The ramp up to today began several weeks ago when the made-for-TV movies and documentaries of all scales began showing up to pay respects and remember the terrible tragedy that occurred a decade ago.
In some ways, I hate admitting it, but the hype has left me feeling a little cynical about the anniversary. The infighting between those who were there and survived, the families of those who didn’t, the responders and pit workers, people like me who were here for it but not directly a part of and everyone else who watched it unfold glued to their TVs miles away is intolerable and quite frankly disenfranchising for me. Then again, last year’s ninth anniv didn’t leave me in much better of a mood.

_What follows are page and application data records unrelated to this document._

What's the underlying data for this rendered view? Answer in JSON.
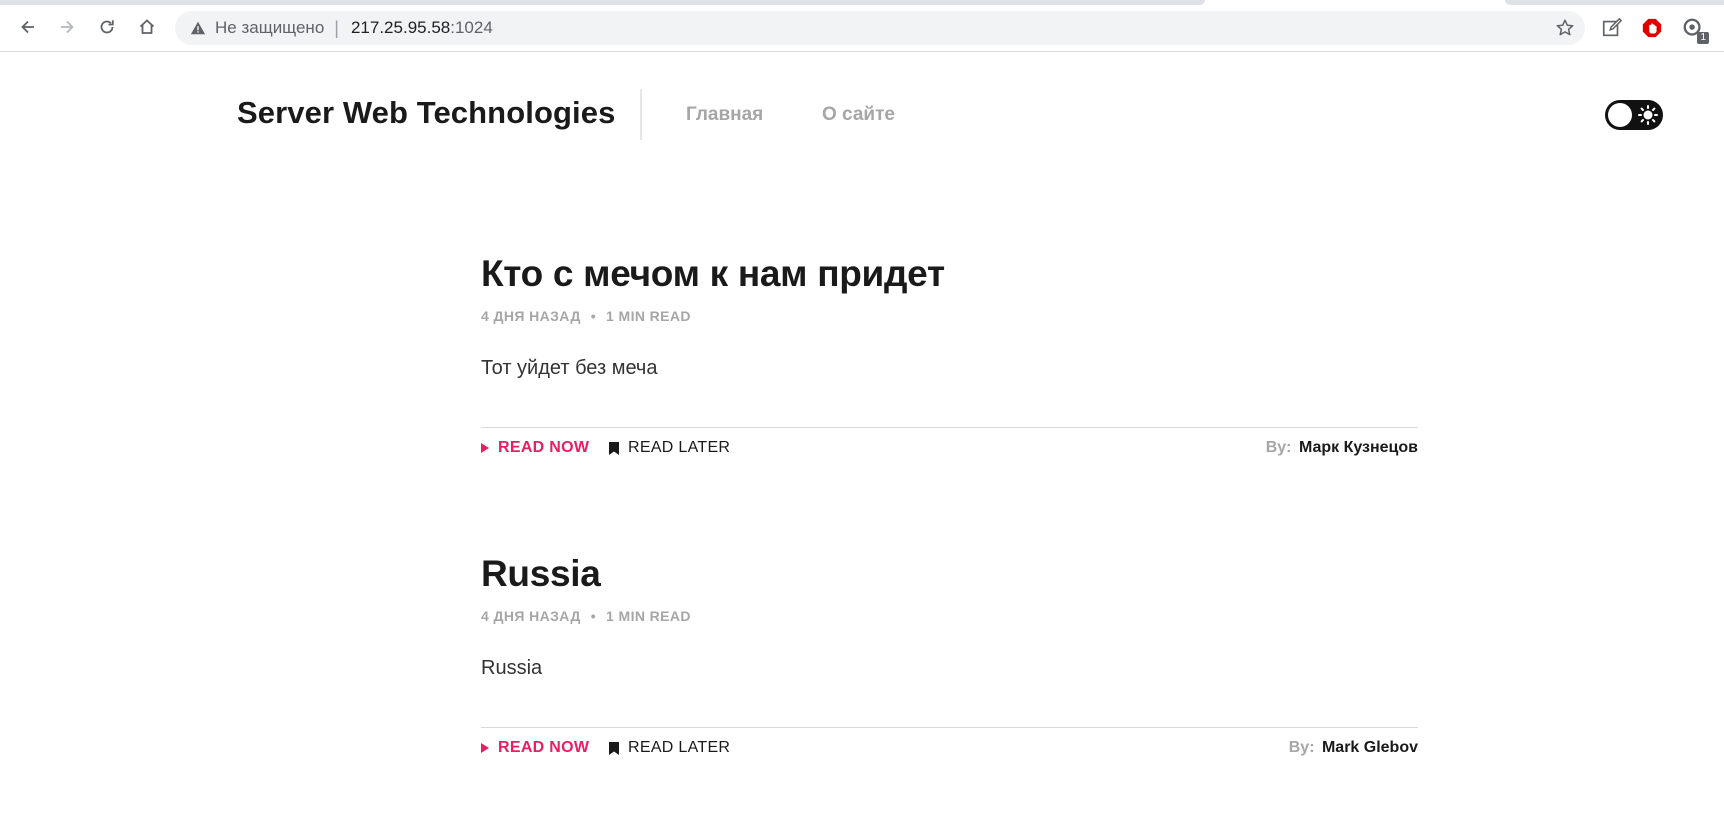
{
  "browser": {
    "security_label": "Не защищено",
    "separator": "|",
    "url_host": "217.25.95.58",
    "url_port": ":1024",
    "extension_badge": "1",
    "icons": [
      "back-icon",
      "forward-icon",
      "reload-icon",
      "home-icon",
      "warning-icon",
      "star-icon",
      "edit-icon",
      "adblock-icon",
      "extension-icon"
    ]
  },
  "site": {
    "title": "Server Web Technologies",
    "nav": [
      {
        "label": "Главная"
      },
      {
        "label": "О сайте"
      }
    ],
    "theme_toggle": {
      "state": "dark",
      "icon": "sun-icon"
    }
  },
  "posts": [
    {
      "title": "Кто с мечом к нам придет",
      "date": "4 ДНЯ НАЗАД",
      "dot": "•",
      "read_time": "1 MIN READ",
      "excerpt": "Тот уйдет без меча",
      "read_now": "READ NOW",
      "read_later": "READ LATER",
      "by_label": "By:",
      "author": "Марк Кузнецов"
    },
    {
      "title": "Russia",
      "date": "4 ДНЯ НАЗАД",
      "dot": "•",
      "read_time": "1 MIN READ",
      "excerpt": "Russia",
      "read_now": "READ NOW",
      "read_later": "READ LATER",
      "by_label": "By:",
      "author": "Mark Glebov"
    }
  ],
  "colors": {
    "accent": "#e91e63",
    "muted": "#a6a6a6",
    "text": "#1a1a1a"
  }
}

Back when this all went down, I was a young music marketer fortunate enough to be working for an amazing independent company based out of Hudson County, NJ. Our offices overlooked midtown in a renovated building that housed a number of music enedvours. It was totally the experience I hoped for when I graduated several years earlier as I loved my work, I loved my coworkers and clients and I loved the music I was tasked with marketing.
Sometimes, it’s amazing how quickly things change. I witness some of the devastation on my ride into work with a clear view of the impact of the second plane. By the time I arrived at the office we watched in horror from our vantage point of the buildings burning across the river just south of our building. It was surreal. It was unreal. The next day, as communications slowly came back up, I took to my keyboard to tell all the programmers across the US and Canada and all our clients in our weekly newsletter. As you can imagine, I was a lot less jaded then, thankfully.

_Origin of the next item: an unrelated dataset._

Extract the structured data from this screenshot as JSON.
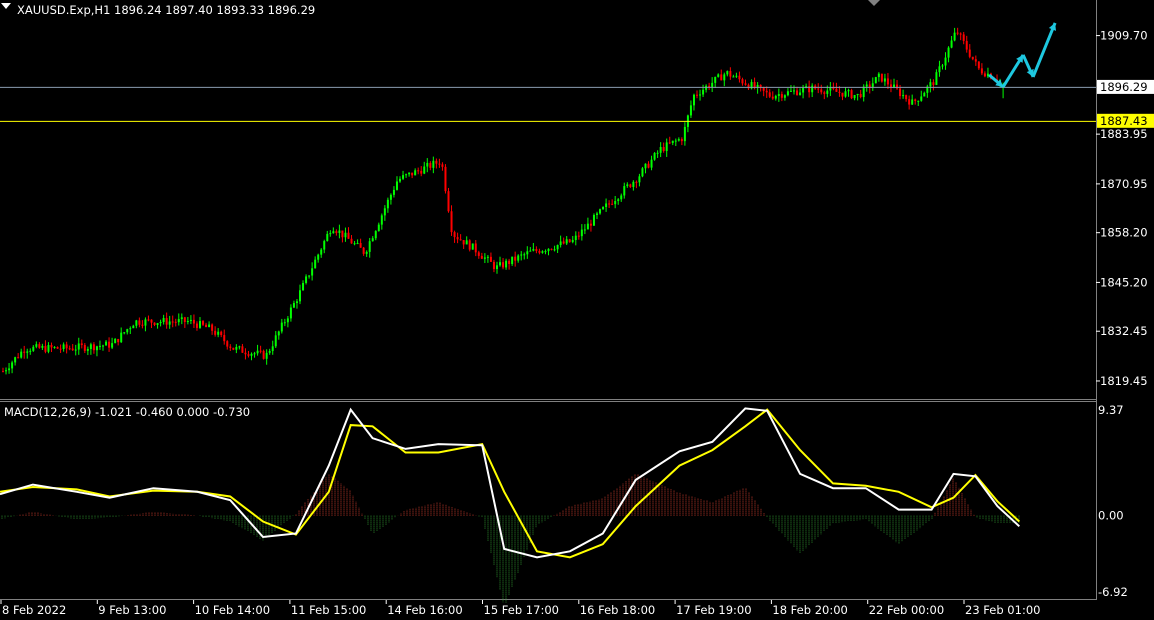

I remember all to vividly the day. And the next, and the next. I remember the candlelight vigils and impromptu memorials popping up all over, flags flying out of every window, the Clear Channel “ban” on certain songs (Drowning Pool’s Let the Bodies Hit the Floor still always comes to mind in reference), neighbors gathering on the corner yet saying next to nothing, the lighting of the twin beams of light from the pit and watching from above the Meadowlands swamps. There was a smell and that lingering ash in the air and a grayness about things that was eerie reaffirming that something incredible indeed occurred every time you thought your life was kind of, sort of getting back to normal.
The CMJ Music Marathon that year was interesting, to say the least. Major swaths of town were still closed, there were all kinds of transportation restrictions into Manhattan and the mood was hardly the celebratory debauchery of the music industry’s entitlement I’d grown to know and love. It was replaced with donation plates at venues for the local firehouses and those displaced from their apartments near the site, more solemn dinner gatherings that preceded significantly less shows per evening to run around between and constant reminders that the world around us had irreversibly changed as the only tourists left on the island seemed to be those who had come in specifically for the event.
Everyone banned together to get through and put their social, philosophical and other differences aside to be reminded we were all citizens together at that moment. Brother’s and Sister’s united not just by our Union of States but by our common bond as humans to be affected by something so enormous.
If I had but one hope for today it would be that we set aside our differences again. End the partisanship, the racism and religious hatred, the infighting between the affected, etc. that has dominated the better part of the last decade of recovery and turn back to what initially got us through those moments following the impact. It might be unimaginatively utopian to wish for something like that, but in light of everything else, it’s the last hope I have for the City I love and Nation I live in.